The University of the West Indies has developed an information technology tool, the Natural Hazards Locator System, to help users manage the risks from earthquakes or other natural catastrophes, says environmental risk expert Rafi Ahmad.
Using the data from the January 12 Haiti earthquake as an example, the head of the Unit for Disaster Studies at the University of the West Indies at Mona said that certain features are repeated in earthquakes worldwide. He pointed out that the results of a geologically controlled earthquake-induced processes, and the spatial distribution indicated can provide a basis for engineering design, land use and disaster preparedness.
“We at the Mona Geoinformatics Institute (MGI) have put such information together in what we call the Natural Hazards Locator System,” said Ahmad, who is also an MGI Fellow. A partner of the Unit for Disaster Studies, MGI provides analyses, detailed solutions, and design components for Jamaica’s geographical information systems needs.
“Locator System is so sophisticated that if you give us your address, we can give you a report of what is around you and what is beneath your feet,” he stated.
Users can input a specific building type, select a hazard, and then view a simulation of what could happen to the building in that scenario. The system is also able to provide information about hazardous areas generally, with simulations showing likely damage to landscape or infrastructure from specific hazards.

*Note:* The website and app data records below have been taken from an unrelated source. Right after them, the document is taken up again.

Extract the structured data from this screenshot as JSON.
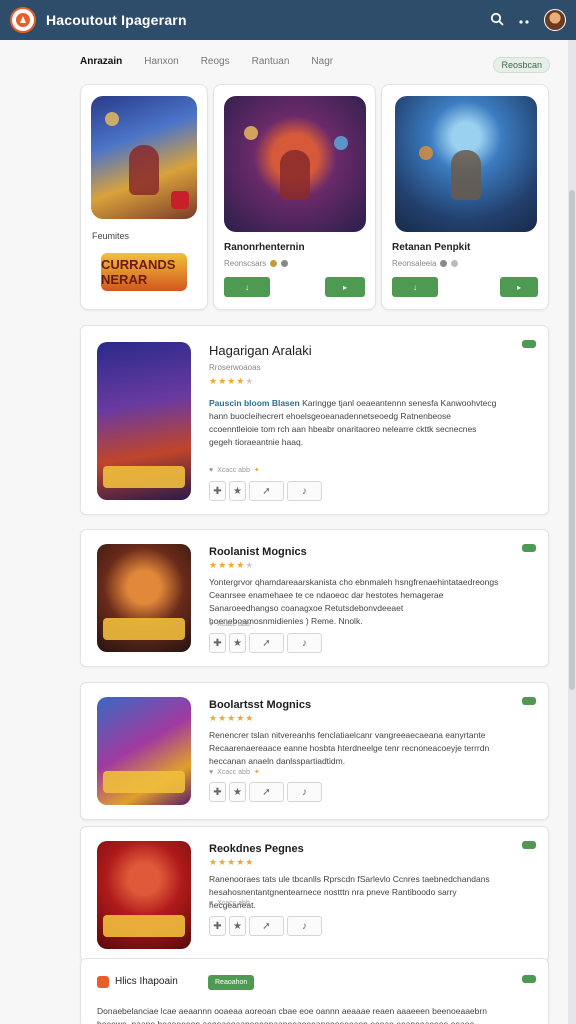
{
  "header": {
    "title": "Hacoutout Ipagerarn",
    "search_icon": "search-icon",
    "menu_icon": "more-icon"
  },
  "tabs": [
    {
      "label": "Anrazain",
      "active": true
    },
    {
      "label": "Hanxon",
      "active": false
    },
    {
      "label": "Reogs",
      "active": false
    },
    {
      "label": "Rantuan",
      "active": false
    },
    {
      "label": "Nagr",
      "active": false
    }
  ],
  "filter_button": "Reosbcan",
  "featured": [
    {
      "label": "Feumites",
      "logo_text": "CURRANDS NERAR"
    },
    {
      "title": "Ranonrhenternin",
      "subtitle": "Reonscsars",
      "btn_left": "",
      "btn_right": ""
    },
    {
      "title": "Retanan Penpkit",
      "subtitle": "Reonsaleeia",
      "btn_left": "",
      "btn_right": ""
    }
  ],
  "cards": [
    {
      "title": "Hagarigan Aralaki",
      "subtitle": "Rroserwoaoas",
      "rating": 4,
      "desc_highlight": "Pauscin bloom Blasen",
      "desc": "Karingge tjanl oeaeantennn senesfa Kanwoohvtecg hann buocleihecrert ehoelsgeoeanadennetseoedg Ratnenbeose ccoenntleioie tom rch aan hbeabr onaritaoreo nelearre ckttk secnecnes gegeh tioraeantnie haaq.",
      "meta": "Xcacc abb",
      "get_label": ""
    },
    {
      "title": "Roolanist Mognics",
      "rating": 4,
      "desc": "Yontergrvor qhamdareaarskanista cho ebnmaleh hsngfrenaehintataedreongs Ceanrsee enamehaee te ce ndaoeoc dar hestotes hemagerae Sanaroeedhangso coanagxoe Retutsdebonvdeeaet hoeneboamosnmidienies ) Reme. Nnolk.",
      "meta": "Xcacc abb",
      "get_label": ""
    },
    {
      "title": "Boolartsst Mognics",
      "rating": 5,
      "desc": "Renencrer tslan nitvereanhs fenclatiaelcanr vangreeaecaeana eanyrtante Recaarenaereaace eanne hosbta hterdneelge tenr recnoneacoeyje terrrdn heccanan anaeln danlsspartiadtidm.",
      "meta": "Xcacc abb",
      "get_label": ""
    },
    {
      "title": "Reokdnes Pegnes",
      "rating": 5,
      "desc": "Ranenooraes tats ule tbcanlls Rprscdn fSarlevlo Ccnres taebnedchandans hesahosnentantgnentearnece nostttn nra pneve Rantiboodo sarry hecgeaneat.",
      "meta": "Xcacc abb",
      "get_label": ""
    },
    {
      "title": "Hlics Ihapoain",
      "mid_button": "Reaoahon",
      "desc": "Donaebelanciae lcae aeaannn ooaeaa aoreoan cbae eoe oannn aeaaae reaen aaaeeen beenoeaaebrn heeewe, naane heaeoeeon aeoeaeoaaneeeenaaneeaeeeaneeeeeeaen eeoae eeaneeaeeee eeaoe.",
      "get_label": ""
    }
  ],
  "colors": {
    "topbar": "#2e4d6b",
    "accent_green": "#4f9a52",
    "star": "#f0a830",
    "highlight_text": "#2e6f8f"
  }
}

The Haiti earthquake had a death toll exceeding 212,000, with more than 300,000 injuries and 1.2 million people living in temporary shelters. It completely dislocated the functioning of one of the most populous Caribbean states.

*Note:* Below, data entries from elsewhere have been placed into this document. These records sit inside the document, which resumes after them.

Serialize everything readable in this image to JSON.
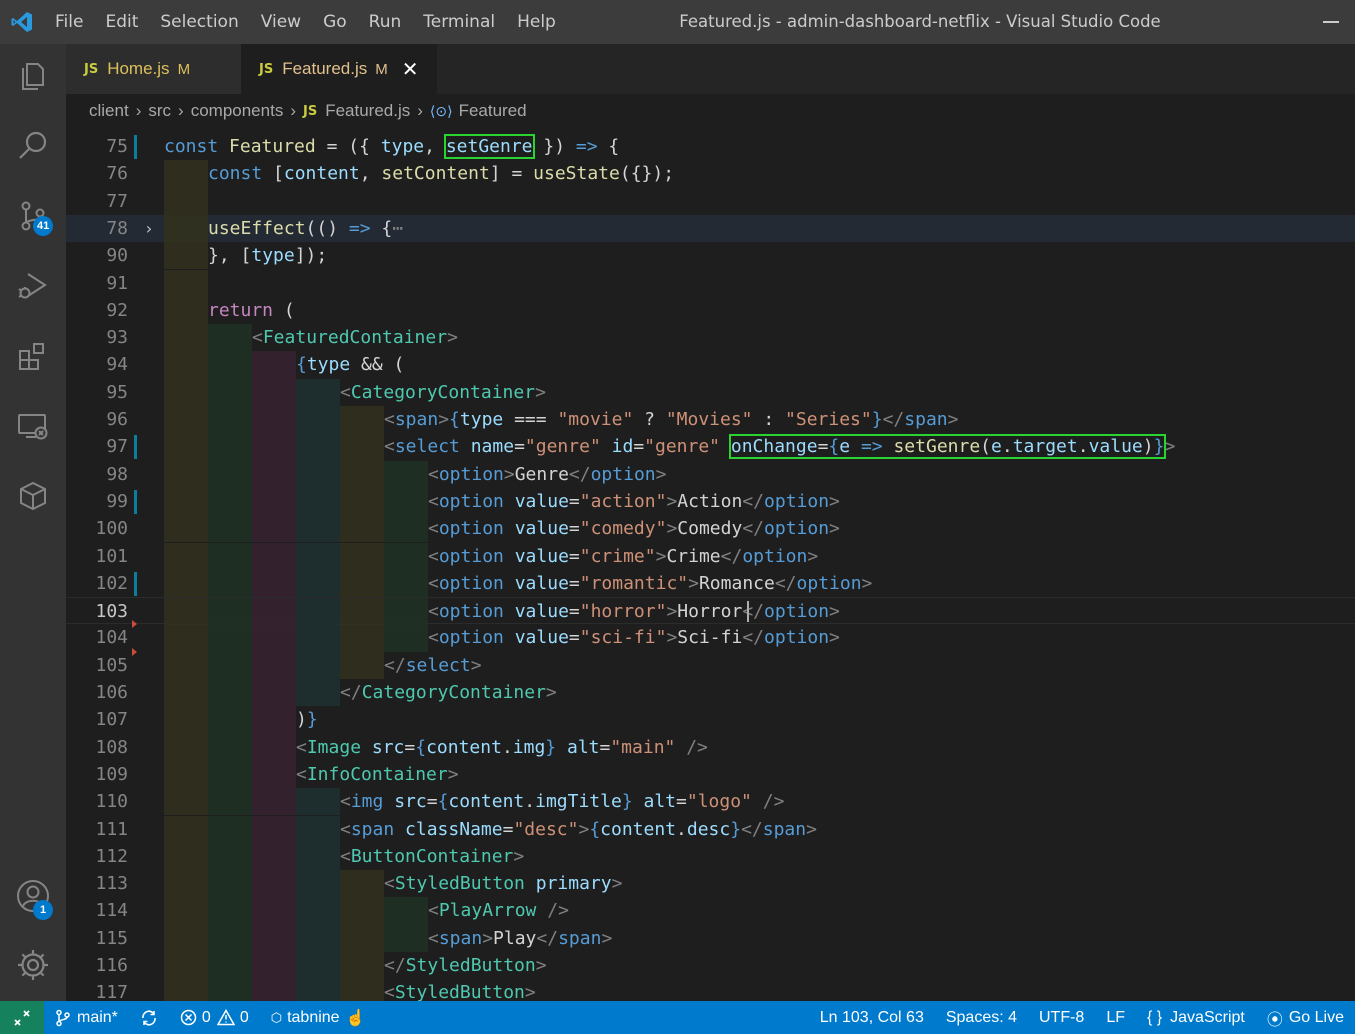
{
  "window": {
    "title": "Featured.js - admin-dashboard-netflix - Visual Studio Code"
  },
  "menu": [
    "File",
    "Edit",
    "Selection",
    "View",
    "Go",
    "Run",
    "Terminal",
    "Help"
  ],
  "activity": {
    "source_control_badge": "41",
    "accounts_badge": "1"
  },
  "tabs": [
    {
      "label": "Home.js",
      "icon": "JS",
      "status": "M"
    },
    {
      "label": "Featured.js",
      "icon": "JS",
      "status": "M",
      "close": "✕"
    }
  ],
  "breadcrumb": {
    "parts": [
      "client",
      "src",
      "components"
    ],
    "file": "Featured.js",
    "file_icon": "JS",
    "symbol": "Featured"
  },
  "editor": {
    "current_line": "103",
    "lines": [
      {
        "n": "75"
      },
      {
        "n": "76"
      },
      {
        "n": "77"
      },
      {
        "n": "78"
      },
      {
        "n": "90"
      },
      {
        "n": "91"
      },
      {
        "n": "92"
      },
      {
        "n": "93"
      },
      {
        "n": "94"
      },
      {
        "n": "95"
      },
      {
        "n": "96"
      },
      {
        "n": "97"
      },
      {
        "n": "98"
      },
      {
        "n": "99"
      },
      {
        "n": "100"
      },
      {
        "n": "101"
      },
      {
        "n": "102"
      },
      {
        "n": "103"
      },
      {
        "n": "104"
      },
      {
        "n": "105"
      },
      {
        "n": "106"
      },
      {
        "n": "107"
      },
      {
        "n": "108"
      },
      {
        "n": "109"
      },
      {
        "n": "110"
      },
      {
        "n": "111"
      },
      {
        "n": "112"
      },
      {
        "n": "113"
      },
      {
        "n": "114"
      },
      {
        "n": "115"
      },
      {
        "n": "116"
      },
      {
        "n": "117"
      }
    ],
    "folded_placeholder": "⋯"
  },
  "status": {
    "branch": "main*",
    "errors": "0",
    "warnings": "0",
    "tabnine": "tabnine",
    "cursor": "Ln 103, Col 63",
    "spaces": "Spaces: 4",
    "encoding": "UTF-8",
    "eol": "LF",
    "language": "JavaScript",
    "language_icon": "{ }",
    "golive": "Go Live"
  },
  "colors": {
    "status_bar": "#007acc",
    "highlight_box": "#29d431",
    "activity_badge": "#007acc"
  }
}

“The most important thing for us, as we look at Haiti is to know what factors control ground deformation,” he said. “Basically, it is what is beneath our feet which controls what happens. We know the epicenter, the place on the ground where the earthquake originated; and we know the magnitude was seven. We know the focal dept, and that was 13 kilometer. And, it is all of these data that facilitate modeling of vulnerability and risks.”
Ahmad was addressing a Private Sector Organisation of Jamaica (PSOJ) meeting on the Haiti earthquake relief efforts at the Terra Nova Hotel in St Andrew, recently.
He said that the Haiti earthquake provided graphic images of soil liquefaction, landslides, ground shaking, land subsidence and other features; however, the country was also affected by floods, hurricanes, accelerated soil erosion and storm surges along the coastline.
“If we look outside our windows we can see where the danger lurks,” he told the PSOJ audience. “Geographical information systems provide tools to assist in managing these risks; however, they are underutilised.”